I need help helping my wife figure out what to do with her life. I am a very lucky person who has known for a long time that I wanted to be an engineer. I love math and science, and truthfully I can think of lots of jobs that would probably satisfy me. However, I recognize that I am in the minority in this position, and my wife, sadly, falls into the other group. She has been feeling particularly down about finding her purpose for quite a while now, and I need to figure out how to help her. Read on for the details!
posted by RobotNinja to work & money (14 answers total) 33 users marked this as a favorite
My wife is a business major (communications), which makes things especially hard for me; my peers and I spent much of our college years mocking business for being a "fake major." I am somewhat wiser now, but I struggle with the fact that I personally would probably find almost any businessy, non-technical job to be completely boring and unsatisfying. Like many others, my wife didn't really know what to do when she entered college. She started off as a geography major, but was persuaded by her parents that this would not be useful, and switched to business instead. She still talks wistfully of her geography classes, and I find this story a bit upsetting.

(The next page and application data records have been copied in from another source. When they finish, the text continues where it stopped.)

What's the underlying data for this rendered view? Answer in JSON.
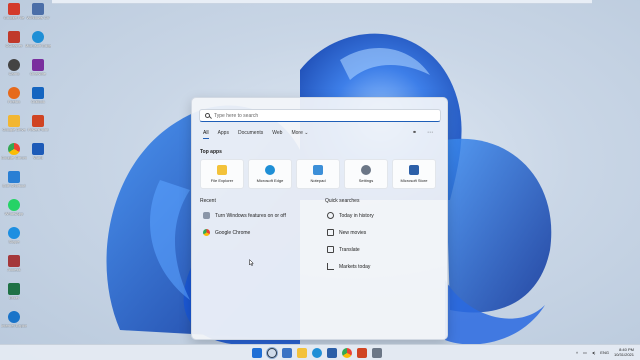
{
  "desktop": {
    "icons": [
      {
        "label": "Google File",
        "color": "#d33b2c"
      },
      {
        "label": "Windows CV",
        "color": "#4b6ea8"
      },
      {
        "label": "CCleaner",
        "color": "#c0392b"
      },
      {
        "label": "Microsoft Edge",
        "color": "#1f8fd6"
      },
      {
        "label": "Camo",
        "color": "#444"
      },
      {
        "label": "OneNote",
        "color": "#7a2f9e"
      },
      {
        "label": "Firefox",
        "color": "#e66a1c"
      },
      {
        "label": "Outlook",
        "color": "#1565c0"
      },
      {
        "label": "Google Drive",
        "color": "#f2b632"
      },
      {
        "label": "PowerPoint",
        "color": "#d04423"
      },
      {
        "label": "Google Chrome",
        "color": "#34a853"
      },
      {
        "label": "Word",
        "color": "#1d5bb8"
      },
      {
        "label": "Edit Shortcut",
        "color": "#2a7fd4"
      },
      {
        "label": "WhatsApp",
        "color": "#25d366"
      },
      {
        "label": "Skype",
        "color": "#1d8fe1"
      },
      {
        "label": "Access",
        "color": "#a4373a"
      },
      {
        "label": "Excel",
        "color": "#1e7145"
      },
      {
        "label": "Internet Explorer",
        "color": "#1a74c9"
      }
    ]
  },
  "search": {
    "placeholder": "Type here to search"
  },
  "tabs": [
    {
      "label": "All"
    },
    {
      "label": "Apps"
    },
    {
      "label": "Documents"
    },
    {
      "label": "Web"
    },
    {
      "label": "More ⌄"
    }
  ],
  "top_apps": {
    "title": "Top apps",
    "items": [
      {
        "label": "File Explorer",
        "color": "#f3c23a"
      },
      {
        "label": "Microsoft Edge",
        "color": "#1f8fd6"
      },
      {
        "label": "Notepad",
        "color": "#3c8fd8"
      },
      {
        "label": "Settings",
        "color": "#6b7686"
      },
      {
        "label": "Microsoft Store",
        "color": "#2c5fa8"
      }
    ]
  },
  "recent": {
    "title": "Recent",
    "items": [
      {
        "label": "Turn Windows features on or off",
        "color": "#8a96a8"
      },
      {
        "label": "Google Chrome",
        "color": "#e8453c"
      }
    ]
  },
  "quick_searches": {
    "title": "Quick searches",
    "items": [
      {
        "label": "Today in history",
        "icon": "clock-icon"
      },
      {
        "label": "New movies",
        "icon": "film-icon"
      },
      {
        "label": "Translate",
        "icon": "translate-icon"
      },
      {
        "label": "Markets today",
        "icon": "chart-icon"
      }
    ]
  },
  "taskbar": {
    "language": "ENG",
    "time": "8:40 PM",
    "date": "10/31/2021",
    "icons": [
      {
        "color": "#1f6fd6"
      },
      {
        "color": "#2e3b4c"
      },
      {
        "color": "#3b73c4"
      },
      {
        "color": "#f3c23a"
      },
      {
        "color": "#1f8fd6"
      },
      {
        "color": "#2c5fa8"
      },
      {
        "color": "#34a853"
      },
      {
        "color": "#d04423"
      },
      {
        "color": "#6b7686"
      }
    ]
  },
  "accent_color": "#1e5eb7"
}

She worked sales for a short while, and then got a job at a high-powered consulting firm. She rose through the ranks quite quickly, and I always tell her that one of her most amazing skills is that she actually cares about doing a good job at work, even if she hates the job itself. She is dedicated and takes pride in what she is doing, but she often hates the environment she is in. She eventually left the consulting firm because she felt sickened by the fact that they were advising people on issues that they had little knowledge about, and also because any further career progress would have required her to "sell her soul" to the company - a huge percentage of the people above her were divorced and routinely working 80 hour weeks. There were other reasons for leaving, but for now I'll leave it that big-name consulting was not for her.
She is now working in project management, but is becoming dissatisfied again. I have trouble getting her to articulate all the reasons, but among them are:
1) She feels that many of the people she works with are bad at their jobs, and she winds up picking up the slack.
2) She has never felt that she has ever developed a specialized skill set. When job searching, she usually feels unqualified for most positions, or doesn't even know where to start looking.
3) In general, she just doesn't enjoy the work very much and dreads the idea of doing this same old thing for another 20-30 years.
I'm sure that part of the issue here is self esteem, and I'm trying to help her with that. However, I don't really know what other advice to give her. She has read through "What Color Is Your Parachute?", "What Should I Do With My Life?", and done various online tests that are supposed to help you find your calling, but to no avail. It seems that a major issue is that she doesn't have any particular passion that translates into a job. What she is good at:
1) Organization. She is highly frustrated by people that don't think ahead and plan for the future. She likes making lists, speadsheets, and databases.
2) Research. Back in the day, she joked about being a travel agent because she like researching vacations. However, she doesn't have much experience with academic research, and isn't crazy about reading through papers all day long.
3) Editing/Proofreading. Goes with #1. She has previously handled "style guides" for various writings done at the consulting firm, and helped manage the publishing of large documents and reports.
Again though, she isn't really passionate about any of those things. She has considered working in editing or publishing, but feels she has very little experience. She is also very prideful, and already took a significant salary decrease to switch to her current job. Taking some "simple", entry-level position in a new field will be very difficult for her to swallow. She does have education benefits in her current position and is very interested in going back to school; the problem, of course, is that she has no idea what for!
My own job choices will always be really obvious. I have specific technical skills that are in high demand, and will likely one day go into technical management of some kind. I have a lot of trouble with the nebulous, vague world of business, and confess that I often wonder what all these people really do all day. I think my wife is confused about her own skill sets and how to find a job that she can enjoy. So what can I do? What can she do? Help me help her, hive mind!